### Problem to work on
Every entry should be duplicated verbatim, and no picture may appear in the copy.

Entries from a dataset of interfaces

....

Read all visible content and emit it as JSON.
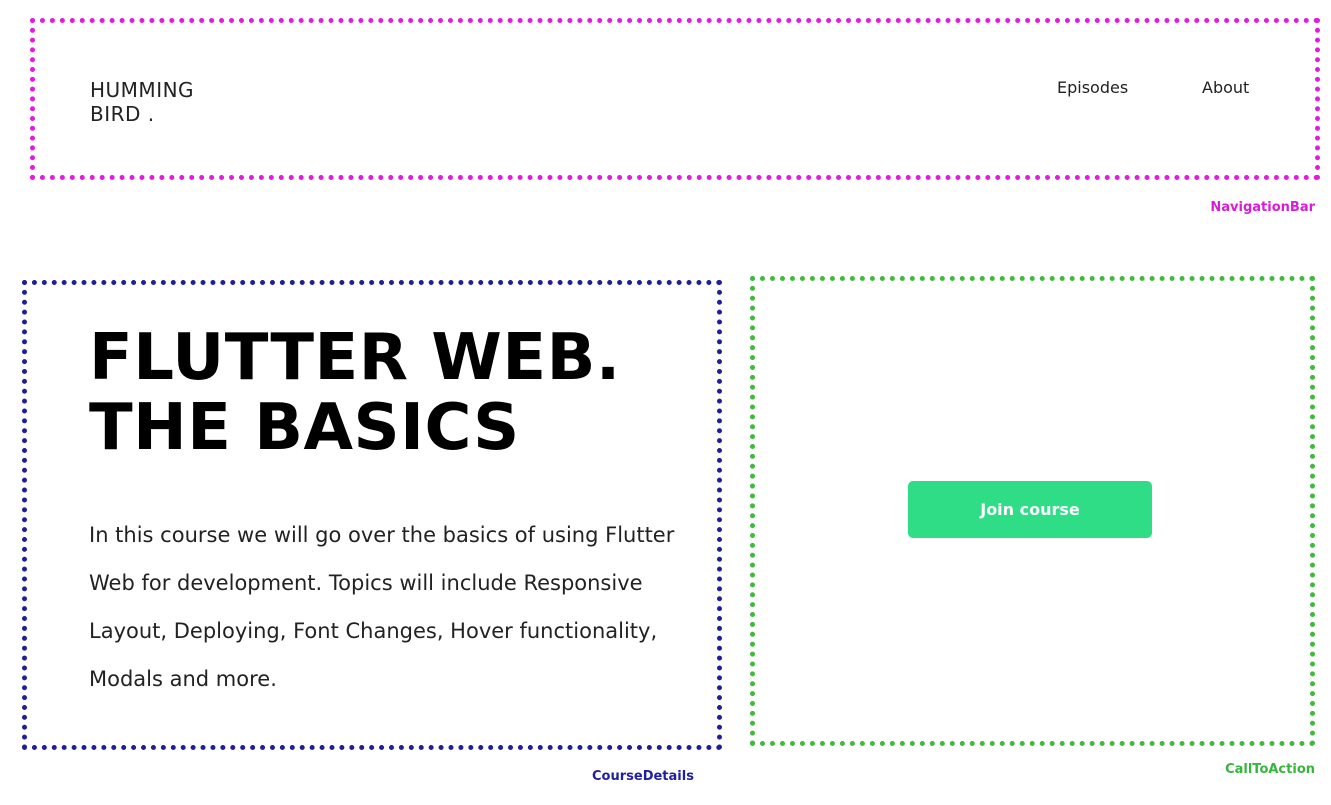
{
  "navigation_bar": {
    "logo_line1": "HUMMING",
    "logo_line2": "BIRD .",
    "links": [
      "Episodes",
      "About"
    ],
    "component_label": "NavigationBar",
    "border_color": "#e21be0"
  },
  "course_details": {
    "title_line1": "FLUTTER WEB.",
    "title_line2": "THE BASICS",
    "description": "In this course we will go over the basics of using Flutter Web for development. Topics will include Responsive Layout, Deploying, Font Changes, Hover functionality, Modals and more.",
    "component_label": "CourseDetails",
    "border_color": "#1f1f9a"
  },
  "call_to_action": {
    "button_label": "Join course",
    "button_color": "#2fdd86",
    "component_label": "CallToAction",
    "border_color": "#3fba3a"
  }
}
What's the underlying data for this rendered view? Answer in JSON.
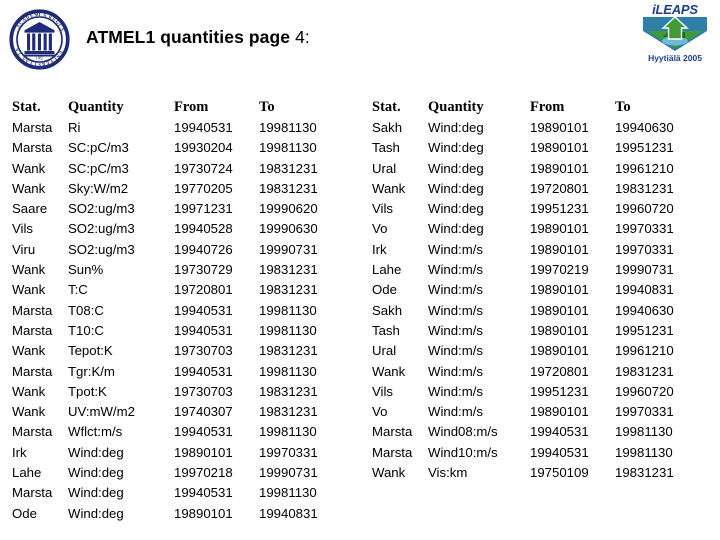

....

### Response area
Read all visible content and emit it as JSON.
{
  "navigation_bar": {
    "logo_line1": "HUMMING",
    "logo_line2": "BIRD .",
    "links": [
      "Episodes",
      "About"
    ],
    "component_label": "NavigationBar",
    "border_color": "#e21be0"
  },
  "course_details": {
    "title_line1": "FLUTTER WEB.",
    "title_line2": "THE BASICS",
    "description": "In this course we will go over the basics of using Flutter Web for development. Topics will include Responsive Layout, Deploying, Font Changes, Hover functionality, Modals and more.",
    "component_label": "CourseDetails",
    "border_color": "#1f1f9a"
  },
  "call_to_action": {
    "button_label": "Join course",
    "button_color": "#2fdd86",
    "component_label": "CallToAction",
    "border_color": "#3fba3a"
  }
}
What's the underlying data for this rendered view? Answer in JSON.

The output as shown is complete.